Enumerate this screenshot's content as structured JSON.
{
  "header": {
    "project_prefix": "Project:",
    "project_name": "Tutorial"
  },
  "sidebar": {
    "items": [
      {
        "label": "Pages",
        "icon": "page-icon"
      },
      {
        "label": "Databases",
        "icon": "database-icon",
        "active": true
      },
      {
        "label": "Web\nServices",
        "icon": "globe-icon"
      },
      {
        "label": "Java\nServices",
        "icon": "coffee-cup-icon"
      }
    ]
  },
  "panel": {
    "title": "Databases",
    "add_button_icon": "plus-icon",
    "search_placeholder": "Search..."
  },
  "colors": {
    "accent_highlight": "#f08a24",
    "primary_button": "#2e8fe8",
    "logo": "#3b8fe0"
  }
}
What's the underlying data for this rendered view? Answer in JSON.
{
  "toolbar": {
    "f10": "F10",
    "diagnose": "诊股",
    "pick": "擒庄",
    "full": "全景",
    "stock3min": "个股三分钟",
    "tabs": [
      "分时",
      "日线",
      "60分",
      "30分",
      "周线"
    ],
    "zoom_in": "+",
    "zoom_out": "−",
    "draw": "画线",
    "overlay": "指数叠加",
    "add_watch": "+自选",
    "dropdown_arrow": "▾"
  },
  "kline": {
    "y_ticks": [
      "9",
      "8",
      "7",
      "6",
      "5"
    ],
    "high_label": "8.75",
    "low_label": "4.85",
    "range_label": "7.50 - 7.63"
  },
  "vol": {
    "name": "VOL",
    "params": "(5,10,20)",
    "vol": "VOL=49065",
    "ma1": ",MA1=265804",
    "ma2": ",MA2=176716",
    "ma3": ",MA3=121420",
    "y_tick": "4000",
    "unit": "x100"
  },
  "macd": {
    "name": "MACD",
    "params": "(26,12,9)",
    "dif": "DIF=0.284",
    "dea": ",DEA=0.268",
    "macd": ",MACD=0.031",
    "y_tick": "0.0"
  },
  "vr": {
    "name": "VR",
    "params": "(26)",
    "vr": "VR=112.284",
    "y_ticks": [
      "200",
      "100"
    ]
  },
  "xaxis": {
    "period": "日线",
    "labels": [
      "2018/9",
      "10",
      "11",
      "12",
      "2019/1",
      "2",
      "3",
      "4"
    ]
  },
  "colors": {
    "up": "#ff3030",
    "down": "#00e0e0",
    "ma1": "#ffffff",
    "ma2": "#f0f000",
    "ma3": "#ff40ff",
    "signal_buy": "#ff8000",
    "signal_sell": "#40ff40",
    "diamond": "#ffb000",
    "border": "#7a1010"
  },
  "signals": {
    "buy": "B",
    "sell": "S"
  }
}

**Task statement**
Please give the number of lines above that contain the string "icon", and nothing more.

**Result for this exercise**
5